Wissner-Gross calls the concept at the center of the research "causal entropic forces." These forces are the motivation for intelligent behavior. They encourage a system to preserve as many future histories as possible. For example, in the cart-and-rod exercise, Entropica controls the cart to keep the rod upright. Allowing the rod to fall would drastically reduce the number of remaining future histories, or, in other words, lower the entropy of the cart-and-rod system. Keeping the rod upright maximizes the entropy. It maintains all future histories that can begin from that state, including those that require the cart to let the rod fall.
|Image Source: Alexander Wissner-Gross|
The research may have applications beyond what is typically considered artificial intelligence, including language structure and social cooperation.
DeDeo said it would be interesting to use this new framework to examine Wikipedia, and research whether it, as a system, exhibited the same behaviors described in the paper.
"To me [the research] seems like a really authentic and honest attempt to wrestle with really big questions," said DeDeo.
One potential application of the research is in developing autonomous robots, which can react to changing environments and choose their own objectives.
"I would be very interested to learn more and better understand the mechanism by which they're achieving some impressive results, because it could potentially help our quest for artificial intelligence," said Jeff Clune, a computer scientist at the University of Wyoming.
Clune, who creates simulations of evolution and uses natural selection to evolve artificial intelligence and robots, expressed some reservations about the new research, which he suggested could be due to a difference in jargon used in different fields.

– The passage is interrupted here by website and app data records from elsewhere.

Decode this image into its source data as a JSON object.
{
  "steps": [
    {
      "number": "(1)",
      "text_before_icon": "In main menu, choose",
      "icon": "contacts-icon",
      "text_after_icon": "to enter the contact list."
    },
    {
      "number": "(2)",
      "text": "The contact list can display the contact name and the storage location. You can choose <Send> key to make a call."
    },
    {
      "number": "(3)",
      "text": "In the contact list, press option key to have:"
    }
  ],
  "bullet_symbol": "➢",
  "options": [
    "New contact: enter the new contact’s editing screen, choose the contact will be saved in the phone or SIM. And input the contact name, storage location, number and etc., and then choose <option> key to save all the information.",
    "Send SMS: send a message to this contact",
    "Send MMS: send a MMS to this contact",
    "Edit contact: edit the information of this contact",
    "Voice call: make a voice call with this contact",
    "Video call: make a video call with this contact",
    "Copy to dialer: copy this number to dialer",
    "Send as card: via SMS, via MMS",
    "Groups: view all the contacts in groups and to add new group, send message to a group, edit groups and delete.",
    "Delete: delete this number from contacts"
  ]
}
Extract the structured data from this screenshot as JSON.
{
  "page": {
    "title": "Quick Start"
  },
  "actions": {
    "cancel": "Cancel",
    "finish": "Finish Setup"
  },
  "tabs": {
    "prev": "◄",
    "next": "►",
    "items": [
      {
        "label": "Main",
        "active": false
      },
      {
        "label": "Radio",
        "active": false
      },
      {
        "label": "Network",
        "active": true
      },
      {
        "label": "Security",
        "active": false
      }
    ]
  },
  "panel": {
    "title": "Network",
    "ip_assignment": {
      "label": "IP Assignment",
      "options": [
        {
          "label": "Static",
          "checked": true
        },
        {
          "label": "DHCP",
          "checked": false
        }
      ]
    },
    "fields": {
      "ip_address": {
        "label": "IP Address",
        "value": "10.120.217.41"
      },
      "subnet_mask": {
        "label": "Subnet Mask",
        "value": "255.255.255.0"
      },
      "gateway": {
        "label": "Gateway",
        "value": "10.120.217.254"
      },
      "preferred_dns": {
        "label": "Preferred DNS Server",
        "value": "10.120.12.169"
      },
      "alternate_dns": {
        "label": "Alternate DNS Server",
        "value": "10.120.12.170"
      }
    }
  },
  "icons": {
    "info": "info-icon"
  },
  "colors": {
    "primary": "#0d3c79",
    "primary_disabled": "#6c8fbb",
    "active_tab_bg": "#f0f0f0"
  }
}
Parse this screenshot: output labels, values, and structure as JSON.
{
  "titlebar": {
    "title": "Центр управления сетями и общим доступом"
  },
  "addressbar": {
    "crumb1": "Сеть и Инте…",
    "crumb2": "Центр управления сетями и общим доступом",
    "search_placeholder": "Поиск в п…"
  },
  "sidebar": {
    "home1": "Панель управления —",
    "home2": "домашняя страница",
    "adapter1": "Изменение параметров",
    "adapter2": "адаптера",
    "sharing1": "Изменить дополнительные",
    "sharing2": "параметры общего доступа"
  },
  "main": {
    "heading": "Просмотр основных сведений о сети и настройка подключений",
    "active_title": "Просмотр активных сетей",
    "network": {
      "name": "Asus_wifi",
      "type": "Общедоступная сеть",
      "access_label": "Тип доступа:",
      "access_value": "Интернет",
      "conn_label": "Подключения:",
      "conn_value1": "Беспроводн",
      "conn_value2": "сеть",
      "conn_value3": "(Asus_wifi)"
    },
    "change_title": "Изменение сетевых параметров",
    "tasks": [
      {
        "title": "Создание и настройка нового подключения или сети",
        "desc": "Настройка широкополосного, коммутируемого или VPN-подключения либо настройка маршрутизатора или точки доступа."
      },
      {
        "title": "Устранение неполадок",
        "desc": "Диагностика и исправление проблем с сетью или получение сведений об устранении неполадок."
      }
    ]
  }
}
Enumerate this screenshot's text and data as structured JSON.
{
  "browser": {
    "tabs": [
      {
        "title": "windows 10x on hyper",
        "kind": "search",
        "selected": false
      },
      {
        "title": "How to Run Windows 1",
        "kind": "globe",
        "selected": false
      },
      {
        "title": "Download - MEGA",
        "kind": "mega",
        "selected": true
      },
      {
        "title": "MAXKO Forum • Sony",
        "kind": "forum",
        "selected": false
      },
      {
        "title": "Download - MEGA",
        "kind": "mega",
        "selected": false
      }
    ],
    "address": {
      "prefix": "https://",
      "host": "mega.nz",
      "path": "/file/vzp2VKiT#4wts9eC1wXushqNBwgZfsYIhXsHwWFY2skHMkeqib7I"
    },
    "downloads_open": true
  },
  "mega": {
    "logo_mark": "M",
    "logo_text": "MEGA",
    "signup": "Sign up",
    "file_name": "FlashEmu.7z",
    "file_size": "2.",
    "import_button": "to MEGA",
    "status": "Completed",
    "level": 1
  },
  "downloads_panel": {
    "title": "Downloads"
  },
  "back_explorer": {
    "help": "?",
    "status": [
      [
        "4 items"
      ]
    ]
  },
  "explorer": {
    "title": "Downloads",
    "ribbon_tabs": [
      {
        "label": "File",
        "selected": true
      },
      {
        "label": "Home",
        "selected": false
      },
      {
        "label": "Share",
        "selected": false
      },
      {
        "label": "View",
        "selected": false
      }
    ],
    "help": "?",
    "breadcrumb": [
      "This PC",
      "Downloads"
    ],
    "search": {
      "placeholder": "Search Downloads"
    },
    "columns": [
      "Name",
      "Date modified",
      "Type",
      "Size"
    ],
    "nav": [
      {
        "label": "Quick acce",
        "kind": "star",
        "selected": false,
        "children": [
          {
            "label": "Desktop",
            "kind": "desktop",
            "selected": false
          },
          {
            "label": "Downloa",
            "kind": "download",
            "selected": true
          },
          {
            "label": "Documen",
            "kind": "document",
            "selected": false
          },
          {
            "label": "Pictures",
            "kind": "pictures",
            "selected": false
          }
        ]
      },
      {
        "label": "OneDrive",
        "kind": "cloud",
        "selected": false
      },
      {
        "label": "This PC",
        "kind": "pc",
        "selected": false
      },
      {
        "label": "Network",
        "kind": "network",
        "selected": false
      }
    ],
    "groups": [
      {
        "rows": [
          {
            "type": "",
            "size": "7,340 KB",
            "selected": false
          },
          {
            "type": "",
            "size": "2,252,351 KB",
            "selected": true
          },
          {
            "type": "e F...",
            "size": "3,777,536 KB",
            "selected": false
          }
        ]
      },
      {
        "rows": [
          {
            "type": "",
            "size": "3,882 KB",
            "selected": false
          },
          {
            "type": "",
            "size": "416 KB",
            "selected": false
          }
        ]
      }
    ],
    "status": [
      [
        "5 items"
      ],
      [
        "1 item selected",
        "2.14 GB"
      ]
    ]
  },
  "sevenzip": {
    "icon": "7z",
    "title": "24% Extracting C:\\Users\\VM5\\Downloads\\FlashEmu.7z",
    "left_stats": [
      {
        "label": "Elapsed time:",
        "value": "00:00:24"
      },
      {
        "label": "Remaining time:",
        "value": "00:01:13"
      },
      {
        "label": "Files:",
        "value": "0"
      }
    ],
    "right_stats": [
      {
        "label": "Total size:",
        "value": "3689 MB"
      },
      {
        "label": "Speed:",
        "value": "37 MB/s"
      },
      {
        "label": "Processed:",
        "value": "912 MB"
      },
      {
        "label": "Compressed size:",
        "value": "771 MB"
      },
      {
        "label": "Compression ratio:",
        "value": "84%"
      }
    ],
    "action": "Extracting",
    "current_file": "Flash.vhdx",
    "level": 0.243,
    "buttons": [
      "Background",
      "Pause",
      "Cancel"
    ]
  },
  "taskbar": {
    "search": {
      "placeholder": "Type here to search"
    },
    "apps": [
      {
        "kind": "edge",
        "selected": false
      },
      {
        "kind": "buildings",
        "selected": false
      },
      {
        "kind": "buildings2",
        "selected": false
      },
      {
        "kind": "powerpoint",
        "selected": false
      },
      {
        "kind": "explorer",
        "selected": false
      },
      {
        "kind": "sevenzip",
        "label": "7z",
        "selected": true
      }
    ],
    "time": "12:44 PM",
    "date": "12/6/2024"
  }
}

Wissner-Gross indicated that he expected to work closely with people in many fields in the future in order to help them understand how their fields informed the new research, and how the insights might be useful in those fields.
The new research was inspired by cutting-edge developments in many other disciplines. Some cosmologists have suggested that certain fundamental constants in nature have the values they do because otherwise humans would not be able to observe the universe. Advanced computer software can now compete with the best human players in chess and the strategy-based game called Go. The researchers even drew from what is known as the cognitive niche theory, which explains how intelligence can become an ecological niche and thereby influence natural selection.
The proposal requires that a system be able to process information and predict future histories very quickly in order for it to exhibit intelligent behavior. Wissner-Gross suggested that the new findings fit well within an argument linking the origin of intelligence to natural selection and Darwinian evolution -- that nothing besides the laws of nature are needed to explain intelligence.
Although Wissner-Gross suggested that he is confident in the results, he allowed that there is room for improvement, such as incorporating principles of quantum physics into the framework. Additionally, a company he founded is exploring commercial applications of the research in areas such as robotics, economics and defense.
"We basically view this as a grand unified theory of intelligence," said Wissner-Gross. "And I know that sounds perhaps impossibly ambitious, but it really does unify so many threads across a variety of fields, ranging from cosmology to computer science, animal behavior, and ties them all together in a beautiful thermodynamic picture."
Wissner-Gross also recently gave a keynote at the Foresight Technical Conference on “Bringing Computational Programmability to Nanostructured Surfaces” (see video below.) Wissner-Gross shows that atoms can play catchup by becoming increasingly programmable.
SOURCE Inside Science
SOURCE Inside Science
|By Chris Gorski, Inside Science News Service.||Subscribe to 33rd Square|